Friday, November 29, 2013
Sacred Ink: The Sak Yant Tatoos
Over at Ink Butter, they have an artistic look at the tradition of the Sak Yant tattoos you can find in Southeast Asia. Cedric Arnold put together a collection of over 45 large-format images that examine the different elements that go in to the culture, asking who gets these tattoos, and why. In my forthcoming book DEMONSTRA, these tattoos come up from time to time, although I can see I may have to commit another book of poetry to the subject in the future. There's a lot of material to explore.
Vanishing Tattoo's article "Tattoos of Indochina: Supernatual Mysteries of the Flesh" has one of the best articles to date for the layperson to get an introduction and overview on the subject, from a Lao perspective. By most accounts, northern Thailand tattoos employ Shan, Northern Thai or Tai Lu scripts, while the Lao tattoos often use the Lao Tham script.
You don't just go to a tattoo artist on the corner for a tattoo like this. Normally, a sak yant tattoo is applied by a wicha practitioner or Buddhist monks, who use a mai sak, a long, sharp bamboo stick or a khem sak, which is a long metal spike. Often, the script is inspired from Pali incantations, but many designs come from visions that different masters received while meditating. I would recommend you get a consultation when the master is in a good mood, yet not feeling particularly whimsical.

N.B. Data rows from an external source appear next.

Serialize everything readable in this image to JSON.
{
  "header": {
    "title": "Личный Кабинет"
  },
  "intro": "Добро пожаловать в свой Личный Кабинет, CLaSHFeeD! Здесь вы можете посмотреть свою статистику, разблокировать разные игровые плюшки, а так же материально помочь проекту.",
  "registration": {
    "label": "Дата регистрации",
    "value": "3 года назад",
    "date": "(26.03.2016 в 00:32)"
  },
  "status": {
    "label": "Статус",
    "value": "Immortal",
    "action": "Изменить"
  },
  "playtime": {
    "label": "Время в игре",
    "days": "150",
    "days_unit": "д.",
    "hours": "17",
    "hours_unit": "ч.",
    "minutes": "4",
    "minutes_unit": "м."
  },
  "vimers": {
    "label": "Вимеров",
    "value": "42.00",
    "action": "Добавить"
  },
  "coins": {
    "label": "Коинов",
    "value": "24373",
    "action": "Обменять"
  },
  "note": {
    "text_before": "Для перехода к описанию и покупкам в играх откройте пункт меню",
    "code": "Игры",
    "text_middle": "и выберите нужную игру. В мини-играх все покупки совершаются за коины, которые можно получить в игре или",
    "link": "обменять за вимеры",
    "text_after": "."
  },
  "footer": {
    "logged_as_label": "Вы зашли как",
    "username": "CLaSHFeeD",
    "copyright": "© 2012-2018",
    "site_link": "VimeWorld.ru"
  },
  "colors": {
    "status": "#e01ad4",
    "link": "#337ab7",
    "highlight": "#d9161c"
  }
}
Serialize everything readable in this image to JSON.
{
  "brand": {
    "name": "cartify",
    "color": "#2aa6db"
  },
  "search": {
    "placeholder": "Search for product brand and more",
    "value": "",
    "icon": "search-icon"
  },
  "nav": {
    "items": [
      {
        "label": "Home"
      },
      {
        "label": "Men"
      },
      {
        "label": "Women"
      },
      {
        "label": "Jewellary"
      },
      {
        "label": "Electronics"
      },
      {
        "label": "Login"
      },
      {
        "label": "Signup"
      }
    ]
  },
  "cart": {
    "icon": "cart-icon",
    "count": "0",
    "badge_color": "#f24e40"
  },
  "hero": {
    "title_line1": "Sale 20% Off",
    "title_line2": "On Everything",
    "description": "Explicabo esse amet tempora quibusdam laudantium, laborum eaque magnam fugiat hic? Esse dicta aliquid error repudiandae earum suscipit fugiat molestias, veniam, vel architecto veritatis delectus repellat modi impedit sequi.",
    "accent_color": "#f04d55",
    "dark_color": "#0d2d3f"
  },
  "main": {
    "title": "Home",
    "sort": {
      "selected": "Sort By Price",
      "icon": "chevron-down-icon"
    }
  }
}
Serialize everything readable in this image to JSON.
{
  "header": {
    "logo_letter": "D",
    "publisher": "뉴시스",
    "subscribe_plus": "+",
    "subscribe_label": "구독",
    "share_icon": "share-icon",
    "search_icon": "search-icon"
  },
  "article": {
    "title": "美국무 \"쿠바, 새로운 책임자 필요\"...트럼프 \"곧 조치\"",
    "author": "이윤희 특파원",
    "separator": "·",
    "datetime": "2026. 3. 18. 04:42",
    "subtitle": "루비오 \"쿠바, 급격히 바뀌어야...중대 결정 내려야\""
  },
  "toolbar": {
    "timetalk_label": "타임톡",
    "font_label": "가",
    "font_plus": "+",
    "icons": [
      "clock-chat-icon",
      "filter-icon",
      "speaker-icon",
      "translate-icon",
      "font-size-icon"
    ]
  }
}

It's possible to find yantra designs incorporating figures from pre-Buddhist animist beliefs, particularly animal spirits and other legendary beings. Lao don't often engage in this anymore. These tattoos are presently falling out of practice in Cambodia, although the tradition has its most legendary roots there. This is partially a consequence of Year Zero which erased many of the artistic and spiritual minds from Cambodia in an effort to reboot their culture.
However, it's possible we'll see a resurgence in the tradition in the next few decades, but also a number of charlatans who will not be qualified in the traditional sense to apply these tattoos.
Traditionally, one doesn't go to get one until one has a consultation and the monk decides you need one, over other karmic remedies available. To make a mark upon a human's skin is a very serious statement, from the traditional point of view of the region. As author Frank Chin once explained to me, "Your skin is your first gift from your parents, why would you make a blemish on it?"
But if it comes down to needing a tattoo, sometimes you need a small one, sometimes you need a very elaborate design. It's typically a very unique tattoo customized for your karmic need, rather than just walking in and shouting "I need a bad-ass tiger for protection!"
A sak yant tattoo is definitely not something where you want an amateur doing it, someone who gets the letter wrong in the wrong place, undermining its protective value.